Angela is a witness to hunger and part of the Witnesses to Hunger research and advocacy project being led by Dr. Mariana Chilton, an Associate Professor in the School of Public Health. Witnesses to Hunger gives a voice to mothers who are raising children on a limited income in difficult situations. The women use digital cameras to photograph their experiences of hunger and poverty. Through their “photo voice,” the women inform government policymakers about the need for legislation that can end hunger and poverty.

“The deprivation of food and housing is much greater than we thought,” Dr. Chilton says. “It is more accepted in this country than anyone can fathom.”

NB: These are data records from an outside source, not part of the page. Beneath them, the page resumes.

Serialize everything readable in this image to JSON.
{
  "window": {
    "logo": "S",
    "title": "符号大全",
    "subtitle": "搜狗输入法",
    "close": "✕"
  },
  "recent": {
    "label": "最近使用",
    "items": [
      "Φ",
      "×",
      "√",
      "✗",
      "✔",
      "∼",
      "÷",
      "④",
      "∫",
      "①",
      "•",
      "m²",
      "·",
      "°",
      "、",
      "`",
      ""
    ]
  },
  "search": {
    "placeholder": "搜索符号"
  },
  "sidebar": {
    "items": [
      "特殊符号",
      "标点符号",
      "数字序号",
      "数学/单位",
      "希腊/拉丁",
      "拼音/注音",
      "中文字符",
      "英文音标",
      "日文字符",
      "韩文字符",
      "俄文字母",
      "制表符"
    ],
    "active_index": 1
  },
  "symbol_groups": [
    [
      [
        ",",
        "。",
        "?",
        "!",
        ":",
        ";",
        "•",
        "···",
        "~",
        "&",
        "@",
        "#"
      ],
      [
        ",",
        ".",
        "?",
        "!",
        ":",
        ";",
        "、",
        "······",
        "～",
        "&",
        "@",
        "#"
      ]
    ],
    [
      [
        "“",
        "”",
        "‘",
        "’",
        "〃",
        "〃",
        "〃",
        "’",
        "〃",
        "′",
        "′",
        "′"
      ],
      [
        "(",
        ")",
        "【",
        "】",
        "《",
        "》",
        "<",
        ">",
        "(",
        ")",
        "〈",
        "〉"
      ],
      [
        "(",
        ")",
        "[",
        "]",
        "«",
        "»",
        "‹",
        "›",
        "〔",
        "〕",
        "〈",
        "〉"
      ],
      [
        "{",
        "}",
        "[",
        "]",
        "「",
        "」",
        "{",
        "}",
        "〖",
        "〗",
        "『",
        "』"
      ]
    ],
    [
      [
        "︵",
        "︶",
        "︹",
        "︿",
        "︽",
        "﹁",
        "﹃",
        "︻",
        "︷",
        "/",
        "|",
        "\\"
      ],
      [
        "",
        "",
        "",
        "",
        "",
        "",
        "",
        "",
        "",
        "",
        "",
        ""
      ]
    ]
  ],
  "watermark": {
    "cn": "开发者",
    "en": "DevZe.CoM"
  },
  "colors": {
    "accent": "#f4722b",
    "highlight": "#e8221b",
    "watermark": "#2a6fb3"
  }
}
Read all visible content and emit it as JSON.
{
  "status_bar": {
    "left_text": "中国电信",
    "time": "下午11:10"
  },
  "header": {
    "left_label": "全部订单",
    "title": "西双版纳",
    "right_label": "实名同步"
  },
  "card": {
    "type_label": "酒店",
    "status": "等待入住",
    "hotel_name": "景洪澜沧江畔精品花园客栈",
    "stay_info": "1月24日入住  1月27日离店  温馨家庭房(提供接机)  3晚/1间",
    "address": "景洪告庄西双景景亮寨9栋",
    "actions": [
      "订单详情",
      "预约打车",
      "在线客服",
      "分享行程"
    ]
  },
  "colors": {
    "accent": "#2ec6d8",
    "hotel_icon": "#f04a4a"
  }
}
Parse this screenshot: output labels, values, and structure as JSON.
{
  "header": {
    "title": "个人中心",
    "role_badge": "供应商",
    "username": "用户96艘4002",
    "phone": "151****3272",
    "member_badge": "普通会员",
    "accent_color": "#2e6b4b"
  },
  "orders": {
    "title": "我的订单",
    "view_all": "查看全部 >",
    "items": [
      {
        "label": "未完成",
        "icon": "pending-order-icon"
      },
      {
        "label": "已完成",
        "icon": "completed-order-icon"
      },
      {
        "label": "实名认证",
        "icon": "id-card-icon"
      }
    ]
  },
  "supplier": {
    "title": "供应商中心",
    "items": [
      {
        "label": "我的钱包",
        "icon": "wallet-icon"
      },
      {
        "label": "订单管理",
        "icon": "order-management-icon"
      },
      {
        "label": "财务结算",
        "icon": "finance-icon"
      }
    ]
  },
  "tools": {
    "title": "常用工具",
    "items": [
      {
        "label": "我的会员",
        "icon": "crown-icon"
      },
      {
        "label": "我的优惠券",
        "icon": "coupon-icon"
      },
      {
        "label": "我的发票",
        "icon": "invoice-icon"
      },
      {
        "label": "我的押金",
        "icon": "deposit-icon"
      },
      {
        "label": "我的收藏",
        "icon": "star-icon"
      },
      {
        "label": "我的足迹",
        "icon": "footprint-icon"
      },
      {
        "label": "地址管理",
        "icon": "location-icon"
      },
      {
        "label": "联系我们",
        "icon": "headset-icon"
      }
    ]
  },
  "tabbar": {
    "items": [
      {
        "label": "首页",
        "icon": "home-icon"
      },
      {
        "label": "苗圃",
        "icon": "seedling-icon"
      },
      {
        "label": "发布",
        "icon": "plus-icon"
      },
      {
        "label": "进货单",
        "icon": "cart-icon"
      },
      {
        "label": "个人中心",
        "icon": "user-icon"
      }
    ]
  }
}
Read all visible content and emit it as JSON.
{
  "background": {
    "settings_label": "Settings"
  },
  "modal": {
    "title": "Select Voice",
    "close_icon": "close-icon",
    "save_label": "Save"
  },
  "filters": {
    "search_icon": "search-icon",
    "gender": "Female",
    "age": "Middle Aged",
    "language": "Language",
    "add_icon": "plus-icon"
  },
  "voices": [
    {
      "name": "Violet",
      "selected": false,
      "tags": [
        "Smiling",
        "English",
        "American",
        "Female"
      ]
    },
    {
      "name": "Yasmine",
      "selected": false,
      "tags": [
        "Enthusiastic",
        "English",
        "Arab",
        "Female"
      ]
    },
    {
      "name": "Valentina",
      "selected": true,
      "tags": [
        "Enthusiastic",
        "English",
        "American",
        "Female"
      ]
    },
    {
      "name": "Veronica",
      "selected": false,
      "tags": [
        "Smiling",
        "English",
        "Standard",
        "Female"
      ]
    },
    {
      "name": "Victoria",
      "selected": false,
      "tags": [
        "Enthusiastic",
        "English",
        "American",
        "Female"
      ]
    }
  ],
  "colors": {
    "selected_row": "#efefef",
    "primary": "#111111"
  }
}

Witnesses for Hunger started in Philadelphia in 2008 and has expanded to Boston and Baltimore. Dr. Chilton, a recognized expert on child hunger, launched the project. Witnesses for Hunger is part of the ongoing research of Drexel University’s Center for Hunger-Free Communities. The Center’s work is aimed at developing solutions to the challenges of hunger and economic insecurity. In addition to Witnesses for Hunger, the Center coordinates the Philadelphia site of Children’s Health Watch, a surveillance study that monitors the health of children under four.

Children’s Health Watch involves a network of researchers in Philadelphia, Boston, Baltimore, Little Rock and Memphis. They collect data on children during a critical developmental period when even mild-to-moderate under-nutrition can have long term negative consequences. In Philadelphia, more than 5,000 caregivers have been interviewed. The study, started in 1998, provides the largest dataset in the nation on food security and the development of young children living in poverty.

Children’s Health Watch has had a significant impact on the nation’s public policy helping demonstrate, for example, that “food stamps are a form of medicine and are keeping our children healthy”, Dr. Chilton says.

The Witnesses for Hunger stories are also playing an important role in telling a story that needs to be told. The photographic exhibits have been displayed in the Russell Senate Office Building and some of the mothers have testified before Congress, as has Dr. Chilton. The women talking about their photos is a form of public discussion of hunger and poverty, Dr. Chilton says.

“The women want people to walk in their shoes,” Dr. Chilton explains. “They feel judged by the world and very isolated. They want to be seen as human beings who have the same desires.”

Dr. Chilton is committed to participatory-led research such as Witnesses for Hunger. The project has been transformative. “You can’t do this research and walk away,” Dr. Chilton says. “We have to make sure we are helping people as much as we can as well as understanding their situation.”